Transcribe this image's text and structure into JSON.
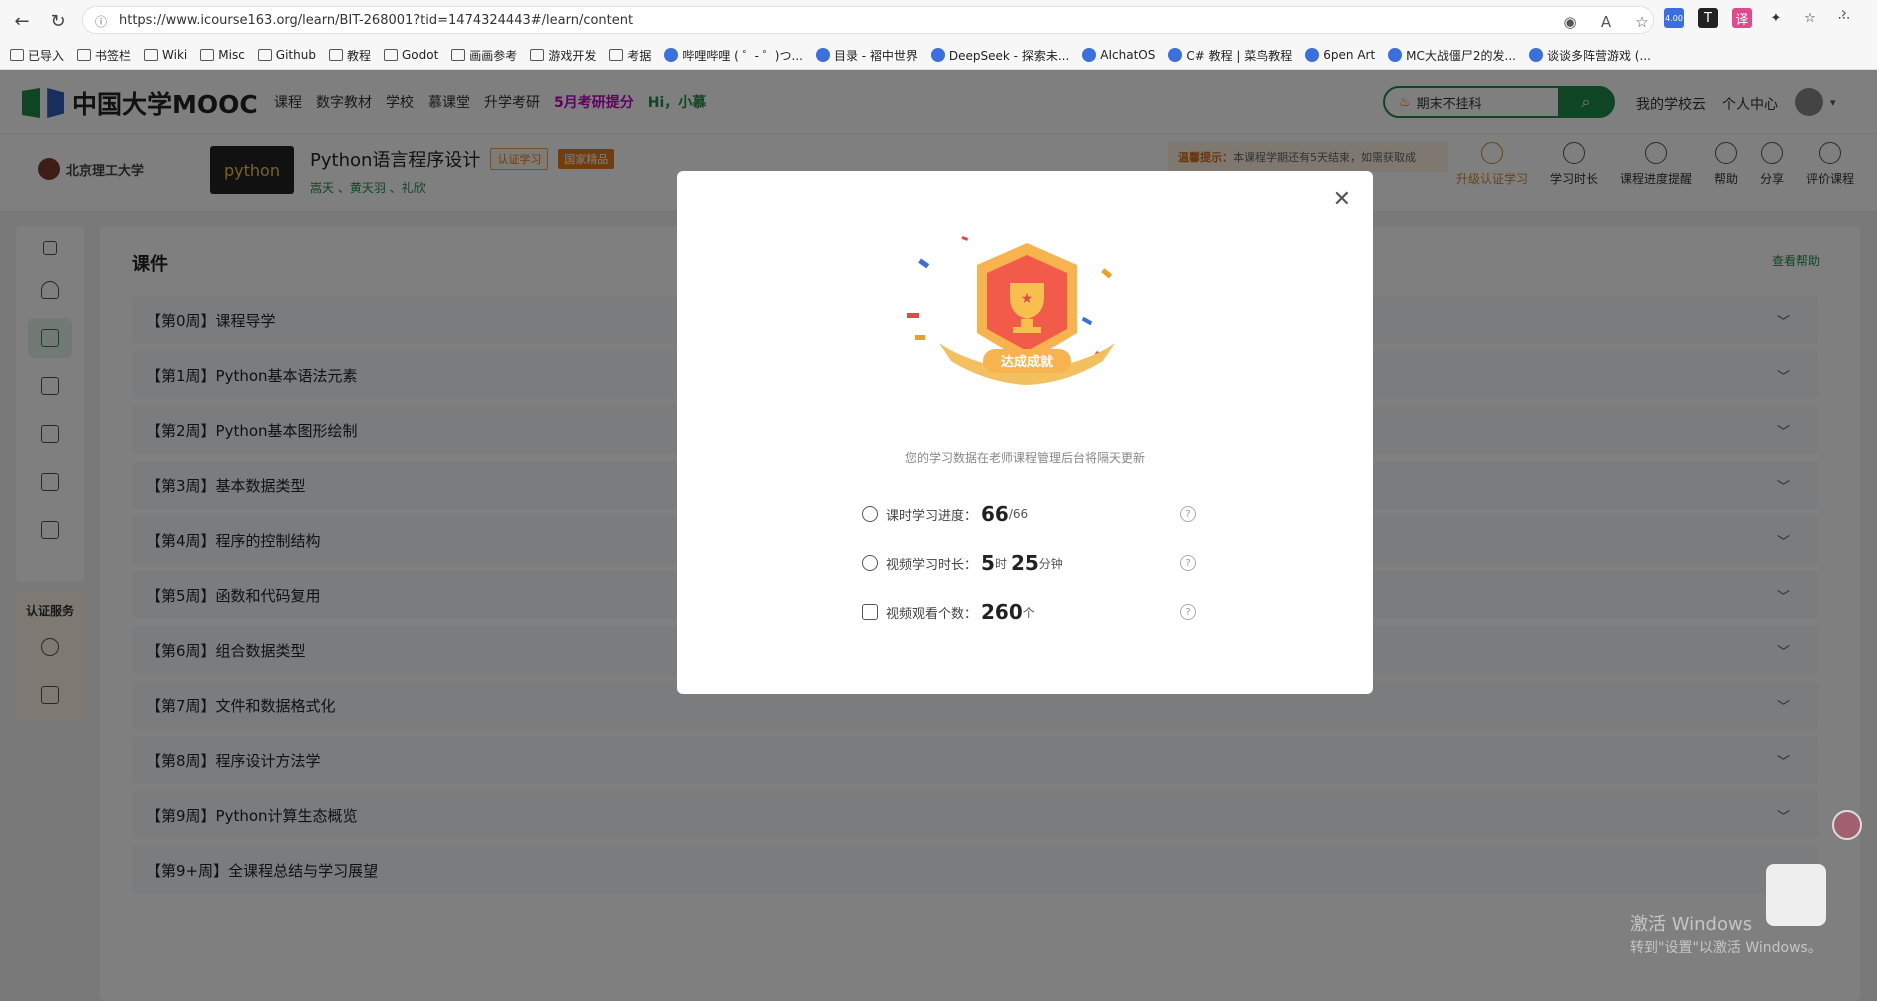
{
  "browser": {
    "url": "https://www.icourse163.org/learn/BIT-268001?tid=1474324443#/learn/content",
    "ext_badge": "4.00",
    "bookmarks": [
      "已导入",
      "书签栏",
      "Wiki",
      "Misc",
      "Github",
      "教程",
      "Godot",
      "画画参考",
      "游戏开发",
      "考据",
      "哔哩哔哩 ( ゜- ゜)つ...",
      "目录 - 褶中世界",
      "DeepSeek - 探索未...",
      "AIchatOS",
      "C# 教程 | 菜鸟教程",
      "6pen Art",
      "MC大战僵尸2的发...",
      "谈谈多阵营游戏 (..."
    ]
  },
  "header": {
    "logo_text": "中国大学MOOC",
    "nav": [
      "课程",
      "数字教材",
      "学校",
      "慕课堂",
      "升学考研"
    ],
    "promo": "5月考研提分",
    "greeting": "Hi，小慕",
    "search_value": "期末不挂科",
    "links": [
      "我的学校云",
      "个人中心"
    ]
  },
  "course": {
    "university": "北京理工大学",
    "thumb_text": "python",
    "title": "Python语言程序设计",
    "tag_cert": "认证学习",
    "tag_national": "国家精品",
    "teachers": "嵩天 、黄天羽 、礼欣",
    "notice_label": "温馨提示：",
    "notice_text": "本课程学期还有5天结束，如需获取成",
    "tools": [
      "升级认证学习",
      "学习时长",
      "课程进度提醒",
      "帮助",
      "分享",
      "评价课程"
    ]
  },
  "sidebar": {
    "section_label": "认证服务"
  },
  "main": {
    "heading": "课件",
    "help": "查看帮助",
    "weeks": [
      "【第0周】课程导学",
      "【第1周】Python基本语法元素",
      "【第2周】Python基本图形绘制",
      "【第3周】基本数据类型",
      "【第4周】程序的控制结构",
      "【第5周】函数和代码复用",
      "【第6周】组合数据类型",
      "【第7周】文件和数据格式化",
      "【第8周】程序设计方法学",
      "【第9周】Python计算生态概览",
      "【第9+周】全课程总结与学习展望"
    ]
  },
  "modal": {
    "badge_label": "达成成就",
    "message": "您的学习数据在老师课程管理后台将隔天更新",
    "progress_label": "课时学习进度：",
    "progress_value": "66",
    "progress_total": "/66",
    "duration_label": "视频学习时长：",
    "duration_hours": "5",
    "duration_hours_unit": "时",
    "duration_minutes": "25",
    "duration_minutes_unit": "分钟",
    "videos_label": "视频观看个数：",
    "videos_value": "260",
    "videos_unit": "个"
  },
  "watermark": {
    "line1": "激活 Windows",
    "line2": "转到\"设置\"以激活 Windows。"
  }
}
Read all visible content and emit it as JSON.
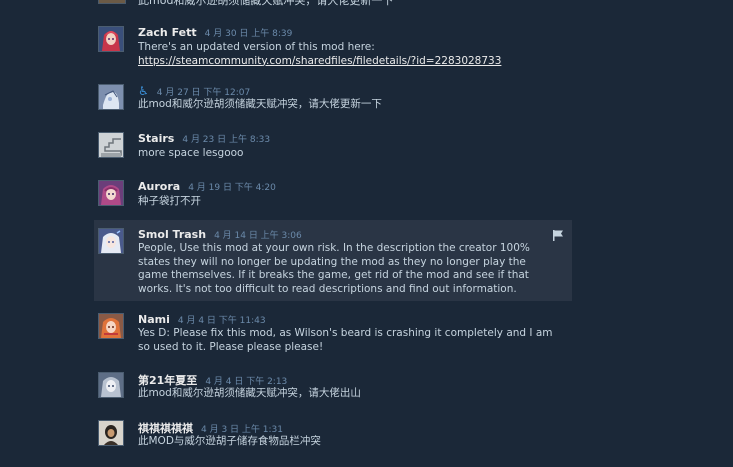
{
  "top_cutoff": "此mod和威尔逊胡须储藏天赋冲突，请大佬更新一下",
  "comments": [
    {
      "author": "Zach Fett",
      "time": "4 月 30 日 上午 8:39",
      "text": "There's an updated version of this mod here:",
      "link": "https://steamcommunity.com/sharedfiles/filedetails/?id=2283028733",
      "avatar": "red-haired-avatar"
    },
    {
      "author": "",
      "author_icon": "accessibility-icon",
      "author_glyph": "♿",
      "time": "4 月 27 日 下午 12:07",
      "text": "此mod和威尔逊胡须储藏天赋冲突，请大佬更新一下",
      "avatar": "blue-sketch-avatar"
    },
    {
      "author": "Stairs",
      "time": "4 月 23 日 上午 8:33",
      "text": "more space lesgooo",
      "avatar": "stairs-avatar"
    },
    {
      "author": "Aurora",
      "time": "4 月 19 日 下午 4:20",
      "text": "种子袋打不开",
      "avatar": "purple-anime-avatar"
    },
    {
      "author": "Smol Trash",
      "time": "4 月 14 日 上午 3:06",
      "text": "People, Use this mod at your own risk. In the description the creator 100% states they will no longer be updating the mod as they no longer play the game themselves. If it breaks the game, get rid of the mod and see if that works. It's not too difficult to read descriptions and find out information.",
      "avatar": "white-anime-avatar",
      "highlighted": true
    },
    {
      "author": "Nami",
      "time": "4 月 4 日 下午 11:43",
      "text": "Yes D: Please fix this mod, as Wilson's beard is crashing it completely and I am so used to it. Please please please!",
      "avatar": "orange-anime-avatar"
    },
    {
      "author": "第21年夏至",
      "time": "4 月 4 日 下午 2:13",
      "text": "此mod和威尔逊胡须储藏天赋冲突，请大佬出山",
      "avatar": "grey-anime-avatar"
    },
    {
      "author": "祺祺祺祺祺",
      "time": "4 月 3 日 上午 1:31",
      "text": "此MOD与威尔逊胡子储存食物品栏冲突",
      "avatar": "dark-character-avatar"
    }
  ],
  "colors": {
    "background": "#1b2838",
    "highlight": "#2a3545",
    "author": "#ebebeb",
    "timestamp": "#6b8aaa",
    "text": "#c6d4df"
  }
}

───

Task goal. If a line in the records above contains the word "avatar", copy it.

Solution for this exercise.
      "avatar": "red-haired-avatar"
      "avatar": "blue-sketch-avatar"
      "avatar": "stairs-avatar"
      "avatar": "purple-anime-avatar"
      "avatar": "white-anime-avatar",
      "avatar": "orange-anime-avatar"
      "avatar": "grey-anime-avatar"
      "avatar": "dark-character-avatar"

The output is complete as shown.